** Opening DATASET RECORDS block **
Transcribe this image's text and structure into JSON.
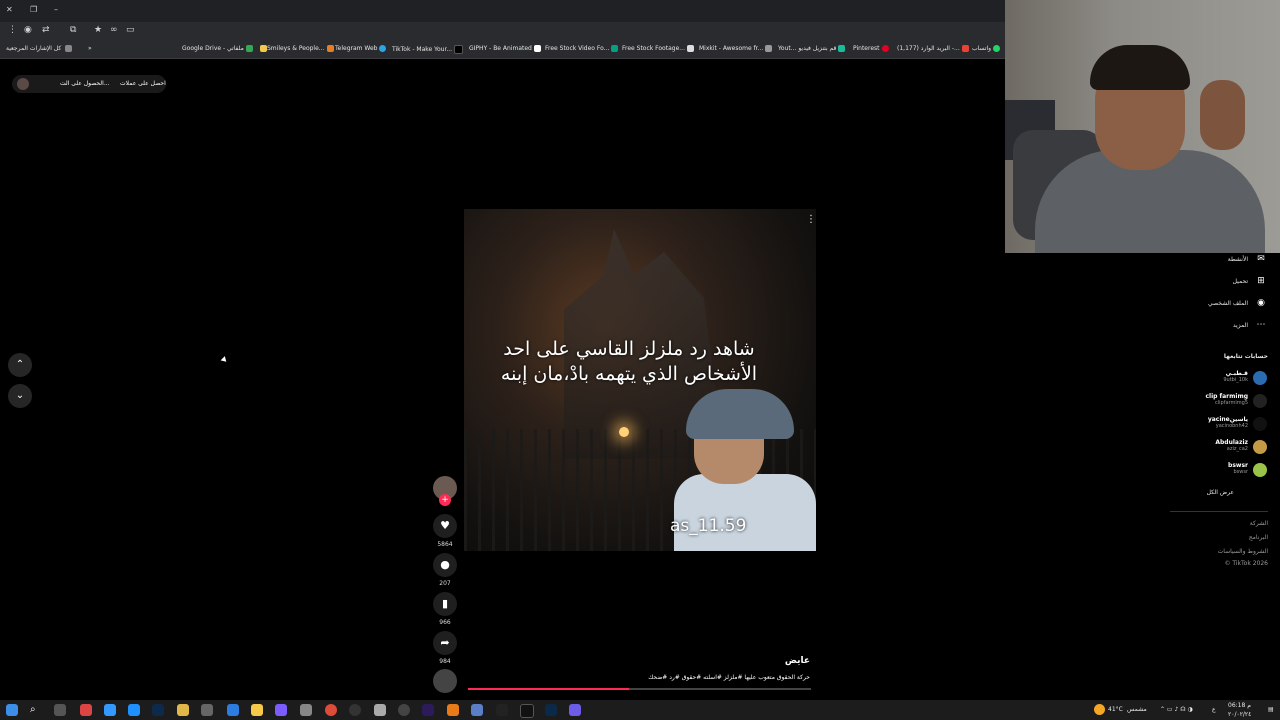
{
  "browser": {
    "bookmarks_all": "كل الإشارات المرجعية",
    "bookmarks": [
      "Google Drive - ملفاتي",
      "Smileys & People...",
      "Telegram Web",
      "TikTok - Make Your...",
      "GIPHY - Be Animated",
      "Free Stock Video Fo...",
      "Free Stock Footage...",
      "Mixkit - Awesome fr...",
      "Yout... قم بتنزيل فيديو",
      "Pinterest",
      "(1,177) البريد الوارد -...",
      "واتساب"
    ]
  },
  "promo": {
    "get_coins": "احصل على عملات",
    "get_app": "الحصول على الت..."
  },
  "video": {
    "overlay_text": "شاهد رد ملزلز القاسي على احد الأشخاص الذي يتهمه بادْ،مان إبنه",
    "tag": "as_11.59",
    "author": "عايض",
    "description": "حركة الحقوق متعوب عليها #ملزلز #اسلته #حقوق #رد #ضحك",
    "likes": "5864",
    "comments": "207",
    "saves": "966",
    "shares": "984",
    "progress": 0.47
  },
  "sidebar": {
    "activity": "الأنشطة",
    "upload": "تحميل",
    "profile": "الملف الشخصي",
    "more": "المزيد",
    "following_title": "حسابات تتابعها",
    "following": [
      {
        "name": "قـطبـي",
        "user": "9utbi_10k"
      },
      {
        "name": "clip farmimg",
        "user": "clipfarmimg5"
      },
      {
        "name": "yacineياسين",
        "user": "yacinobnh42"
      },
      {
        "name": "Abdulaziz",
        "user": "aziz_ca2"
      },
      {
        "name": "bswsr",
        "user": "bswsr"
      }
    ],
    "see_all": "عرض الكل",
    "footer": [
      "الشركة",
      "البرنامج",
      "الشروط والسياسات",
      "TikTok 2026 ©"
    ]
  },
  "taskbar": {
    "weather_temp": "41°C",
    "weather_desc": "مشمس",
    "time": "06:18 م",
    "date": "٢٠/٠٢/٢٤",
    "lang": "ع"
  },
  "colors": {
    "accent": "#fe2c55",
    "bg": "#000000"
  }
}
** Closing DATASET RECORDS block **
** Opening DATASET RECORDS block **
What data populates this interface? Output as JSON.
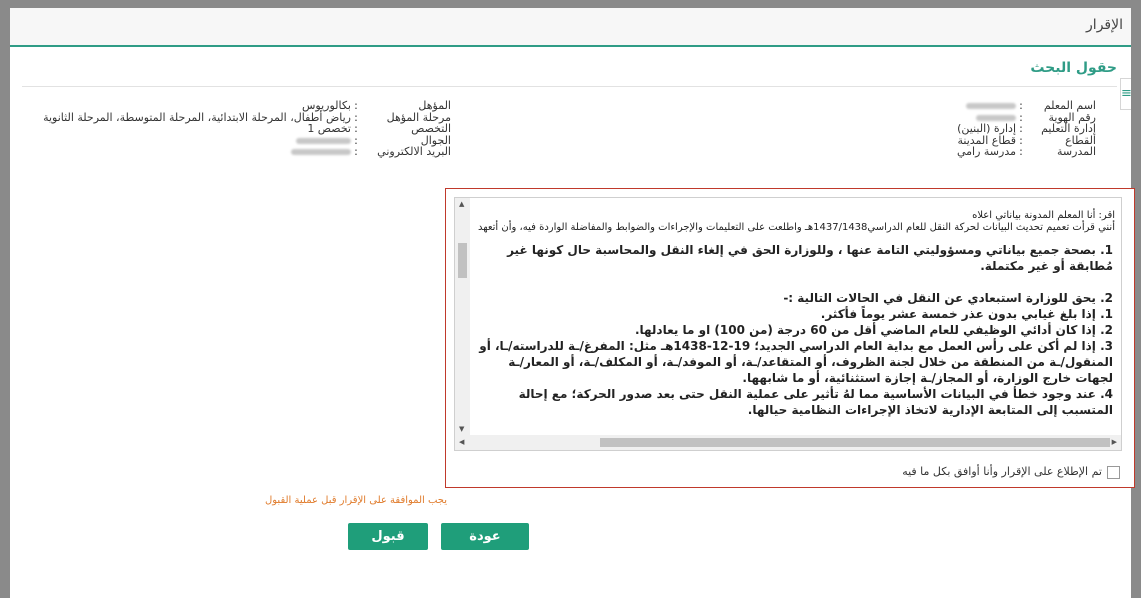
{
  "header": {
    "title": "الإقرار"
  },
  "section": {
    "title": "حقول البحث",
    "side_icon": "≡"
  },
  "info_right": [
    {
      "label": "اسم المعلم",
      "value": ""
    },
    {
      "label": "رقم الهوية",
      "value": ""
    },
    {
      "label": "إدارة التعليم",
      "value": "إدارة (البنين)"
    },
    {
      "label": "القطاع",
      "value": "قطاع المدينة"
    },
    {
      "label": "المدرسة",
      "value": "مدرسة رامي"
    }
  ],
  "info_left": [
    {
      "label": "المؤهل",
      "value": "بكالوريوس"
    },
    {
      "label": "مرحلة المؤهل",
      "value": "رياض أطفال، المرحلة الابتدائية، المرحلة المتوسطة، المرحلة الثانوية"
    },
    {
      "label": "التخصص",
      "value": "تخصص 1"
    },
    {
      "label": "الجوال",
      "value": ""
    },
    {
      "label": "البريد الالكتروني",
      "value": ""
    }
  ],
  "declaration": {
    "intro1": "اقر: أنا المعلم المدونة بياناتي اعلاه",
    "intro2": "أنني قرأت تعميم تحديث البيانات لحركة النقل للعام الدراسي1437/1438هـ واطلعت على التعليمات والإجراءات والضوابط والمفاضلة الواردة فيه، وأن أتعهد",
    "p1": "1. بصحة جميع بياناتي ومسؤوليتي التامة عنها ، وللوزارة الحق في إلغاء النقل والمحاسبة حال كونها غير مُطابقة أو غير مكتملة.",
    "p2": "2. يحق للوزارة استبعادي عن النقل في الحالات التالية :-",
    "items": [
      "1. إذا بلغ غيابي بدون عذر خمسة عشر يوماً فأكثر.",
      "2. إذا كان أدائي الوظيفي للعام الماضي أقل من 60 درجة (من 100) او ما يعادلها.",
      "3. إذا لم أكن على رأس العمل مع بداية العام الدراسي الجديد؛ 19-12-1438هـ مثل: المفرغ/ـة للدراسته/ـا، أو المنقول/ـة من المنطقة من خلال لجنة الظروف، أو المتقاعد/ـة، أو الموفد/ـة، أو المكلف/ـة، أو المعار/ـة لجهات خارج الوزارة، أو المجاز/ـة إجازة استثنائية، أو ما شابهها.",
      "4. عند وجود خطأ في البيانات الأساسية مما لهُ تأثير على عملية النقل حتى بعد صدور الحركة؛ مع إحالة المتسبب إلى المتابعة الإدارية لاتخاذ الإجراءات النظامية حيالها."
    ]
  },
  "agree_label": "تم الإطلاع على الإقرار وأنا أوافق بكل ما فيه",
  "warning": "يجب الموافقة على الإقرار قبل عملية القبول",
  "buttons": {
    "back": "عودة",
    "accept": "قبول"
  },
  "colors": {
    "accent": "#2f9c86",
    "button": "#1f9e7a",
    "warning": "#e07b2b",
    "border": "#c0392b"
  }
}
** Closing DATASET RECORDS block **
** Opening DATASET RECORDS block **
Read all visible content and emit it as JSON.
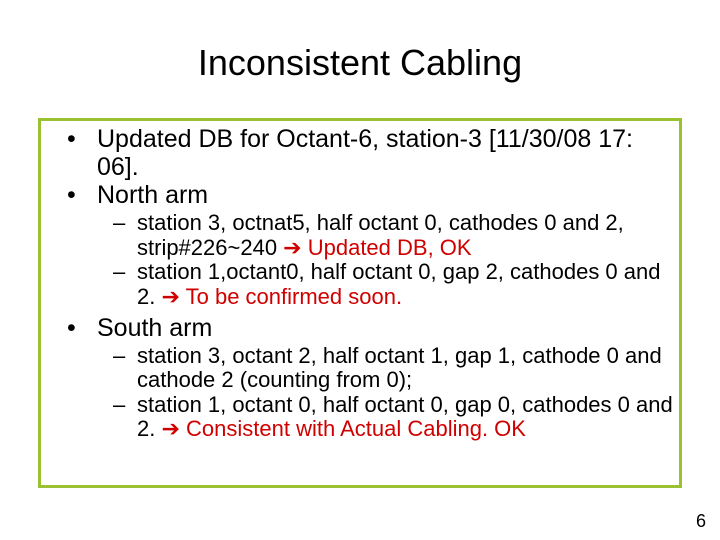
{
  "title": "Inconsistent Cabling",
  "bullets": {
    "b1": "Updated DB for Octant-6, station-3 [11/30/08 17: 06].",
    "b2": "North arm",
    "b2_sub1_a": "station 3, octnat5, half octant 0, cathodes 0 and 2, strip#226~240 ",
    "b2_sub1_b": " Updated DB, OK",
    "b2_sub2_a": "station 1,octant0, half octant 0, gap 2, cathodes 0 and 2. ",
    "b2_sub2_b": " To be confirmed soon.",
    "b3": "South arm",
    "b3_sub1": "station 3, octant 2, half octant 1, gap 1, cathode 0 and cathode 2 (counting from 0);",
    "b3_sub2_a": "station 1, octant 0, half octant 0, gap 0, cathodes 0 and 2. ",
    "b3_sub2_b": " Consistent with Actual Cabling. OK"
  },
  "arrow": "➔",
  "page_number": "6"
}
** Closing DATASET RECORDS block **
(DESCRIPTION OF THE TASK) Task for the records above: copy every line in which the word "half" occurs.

(ANSWER SPACE)
    "b2_sub1_a": "station 3, octnat5, half octant 0, cathodes 0 and 2, strip#226~240 ",
    "b2_sub2_a": "station 1,octant0, half octant 0, gap 2, cathodes 0 and 2. ",
    "b3_sub1": "station 3, octant 2, half octant 1, gap 1, cathode 0 and cathode 2 (counting from 0);",
    "b3_sub2_a": "station 1, octant 0, half octant 0, gap 0, cathodes 0 and 2. ",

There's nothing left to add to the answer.